> **PROBLEM TO SOLVE**: Return every entry below exactly as written, minus the pictures.

> **AVAILABLE RECORDS**:

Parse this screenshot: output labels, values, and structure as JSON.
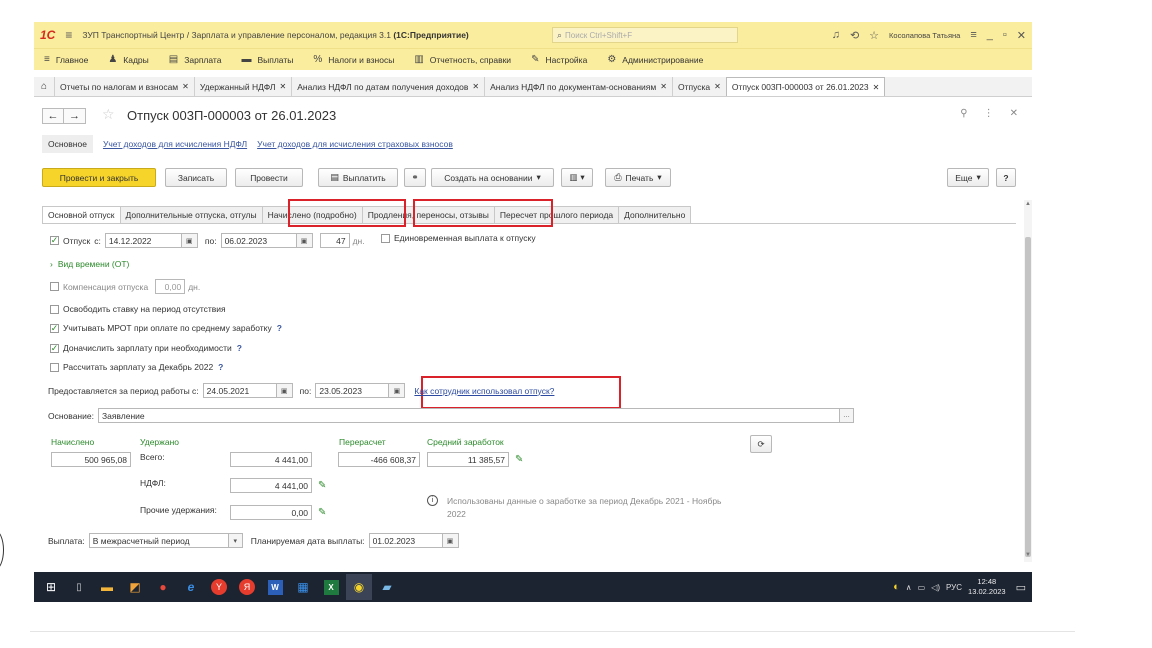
{
  "titlebar": {
    "logo": "1С",
    "title_prefix": "ЗУП Транспортный Центр / Зарплата и управление персоналом, редакция 3.1 ",
    "title_suffix": "(1С:Предприятие)",
    "search_placeholder": "Поиск Ctrl+Shift+F",
    "user": "Косолапова Татьяна"
  },
  "sections": [
    {
      "icon": "≡",
      "label": "Главное"
    },
    {
      "icon": "♟",
      "label": "Кадры"
    },
    {
      "icon": "▤",
      "label": "Зарплата"
    },
    {
      "icon": "▬",
      "label": "Выплаты"
    },
    {
      "icon": "%",
      "label": "Налоги и взносы"
    },
    {
      "icon": "▥",
      "label": "Отчетность, справки"
    },
    {
      "icon": "✎",
      "label": "Настройка"
    },
    {
      "icon": "⚙",
      "label": "Администрирование"
    }
  ],
  "open_tabs": [
    "Отчеты по налогам и взносам",
    "Удержанный НДФЛ",
    "Анализ НДФЛ по датам получения доходов",
    "Анализ НДФЛ по документам-основаниям",
    "Отпуска",
    "Отпуск 003П-000003 от 26.01.2023"
  ],
  "form": {
    "title": "Отпуск 003П-000003 от 26.01.2023",
    "subnav": {
      "current": "Основное",
      "link1": "Учет доходов для исчисления НДФЛ",
      "link2": "Учет доходов для исчисления страховых взносов"
    },
    "toolbar": {
      "post_close": "Провести и закрыть",
      "save": "Записать",
      "post": "Провести",
      "pay": "Выплатить",
      "create_based": "Создать на основании",
      "print": "Печать",
      "more": "Еще",
      "help": "?"
    },
    "inner_tabs": [
      "Основной отпуск",
      "Дополнительные отпуска, отгулы",
      "Начислено (подробно)",
      "Продления, переносы, отзывы",
      "Пересчет прошлого периода",
      "Дополнительно"
    ],
    "vacation": {
      "label": "Отпуск",
      "from_label": "с:",
      "from": "14.12.2022",
      "to_label": "по:",
      "to": "06.02.2023",
      "days": "47",
      "days_unit": "дн.",
      "one_time_payment": "Единовременная выплата к отпуску"
    },
    "time_type": "Вид времени (ОТ)",
    "compensation": {
      "label": "Компенсация отпуска",
      "value": "0,00",
      "unit": "дн."
    },
    "free_rate": "Освободить ставку на период отсутствия",
    "mrot": "Учитывать МРОТ при оплате по среднему заработку",
    "extra_pay": "Доначислить зарплату при необходимости",
    "calc_salary": "Рассчитать зарплату за Декабрь 2022",
    "work_period": {
      "label": "Предоставляется за период работы с:",
      "from": "24.05.2021",
      "to_label": "по:",
      "to": "23.05.2023",
      "link": "Как сотрудник использовал отпуск?"
    },
    "reason": {
      "label": "Основание:",
      "value": "Заявление"
    },
    "totals": {
      "accrued_label": "Начислено",
      "accrued": "500 965,08",
      "withheld_label": "Удержано",
      "total_label": "Всего:",
      "total": "4 441,00",
      "ndfl_label": "НДФЛ:",
      "ndfl": "4 441,00",
      "other_label": "Прочие удержания:",
      "other": "0,00",
      "recalc_label": "Перерасчет",
      "recalc": "-466 608,37",
      "avg_label": "Средний заработок",
      "avg": "11 385,57",
      "info": "Использованы данные о заработке за период Декабрь 2021 - Ноябрь 2022"
    },
    "payout": {
      "label": "Выплата:",
      "value": "В межрасчетный период",
      "plan_label": "Планируемая дата выплаты:",
      "plan_date": "01.02.2023"
    }
  },
  "taskbar": {
    "lang": "РУС",
    "time": "12:48",
    "date": "13.02.2023"
  }
}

> **ANSWER SECTION**:
Parse this screenshot: output labels, values, and structure as JSON.
{
  "titlebar": {
    "logo": "1С",
    "title_prefix": "ЗУП Транспортный Центр / Зарплата и управление персоналом, редакция 3.1 ",
    "title_suffix": "(1С:Предприятие)",
    "search_placeholder": "Поиск Ctrl+Shift+F",
    "user": "Косолапова Татьяна"
  },
  "sections": [
    {
      "icon": "≡",
      "label": "Главное"
    },
    {
      "icon": "♟",
      "label": "Кадры"
    },
    {
      "icon": "▤",
      "label": "Зарплата"
    },
    {
      "icon": "▬",
      "label": "Выплаты"
    },
    {
      "icon": "%",
      "label": "Налоги и взносы"
    },
    {
      "icon": "▥",
      "label": "Отчетность, справки"
    },
    {
      "icon": "✎",
      "label": "Настройка"
    },
    {
      "icon": "⚙",
      "label": "Администрирование"
    }
  ],
  "open_tabs": [
    "Отчеты по налогам и взносам",
    "Удержанный НДФЛ",
    "Анализ НДФЛ по датам получения доходов",
    "Анализ НДФЛ по документам-основаниям",
    "Отпуска",
    "Отпуск 003П-000003 от 26.01.2023"
  ],
  "form": {
    "title": "Отпуск 003П-000003 от 26.01.2023",
    "subnav": {
      "current": "Основное",
      "link1": "Учет доходов для исчисления НДФЛ",
      "link2": "Учет доходов для исчисления страховых взносов"
    },
    "toolbar": {
      "post_close": "Провести и закрыть",
      "save": "Записать",
      "post": "Провести",
      "pay": "Выплатить",
      "create_based": "Создать на основании",
      "print": "Печать",
      "more": "Еще",
      "help": "?"
    },
    "inner_tabs": [
      "Основной отпуск",
      "Дополнительные отпуска, отгулы",
      "Начислено (подробно)",
      "Продления, переносы, отзывы",
      "Пересчет прошлого периода",
      "Дополнительно"
    ],
    "vacation": {
      "label": "Отпуск",
      "from_label": "с:",
      "from": "14.12.2022",
      "to_label": "по:",
      "to": "06.02.2023",
      "days": "47",
      "days_unit": "дн.",
      "one_time_payment": "Единовременная выплата к отпуску"
    },
    "time_type": "Вид времени (ОТ)",
    "compensation": {
      "label": "Компенсация отпуска",
      "value": "0,00",
      "unit": "дн."
    },
    "free_rate": "Освободить ставку на период отсутствия",
    "mrot": "Учитывать МРОТ при оплате по среднему заработку",
    "extra_pay": "Доначислить зарплату при необходимости",
    "calc_salary": "Рассчитать зарплату за Декабрь 2022",
    "work_period": {
      "label": "Предоставляется за период работы с:",
      "from": "24.05.2021",
      "to_label": "по:",
      "to": "23.05.2023",
      "link": "Как сотрудник использовал отпуск?"
    },
    "reason": {
      "label": "Основание:",
      "value": "Заявление"
    },
    "totals": {
      "accrued_label": "Начислено",
      "accrued": "500 965,08",
      "withheld_label": "Удержано",
      "total_label": "Всего:",
      "total": "4 441,00",
      "ndfl_label": "НДФЛ:",
      "ndfl": "4 441,00",
      "other_label": "Прочие удержания:",
      "other": "0,00",
      "recalc_label": "Перерасчет",
      "recalc": "-466 608,37",
      "avg_label": "Средний заработок",
      "avg": "11 385,57",
      "info": "Использованы данные о заработке за период Декабрь 2021 - Ноябрь 2022"
    },
    "payout": {
      "label": "Выплата:",
      "value": "В межрасчетный период",
      "plan_label": "Планируемая дата выплаты:",
      "plan_date": "01.02.2023"
    }
  },
  "taskbar": {
    "lang": "РУС",
    "time": "12:48",
    "date": "13.02.2023"
  }
}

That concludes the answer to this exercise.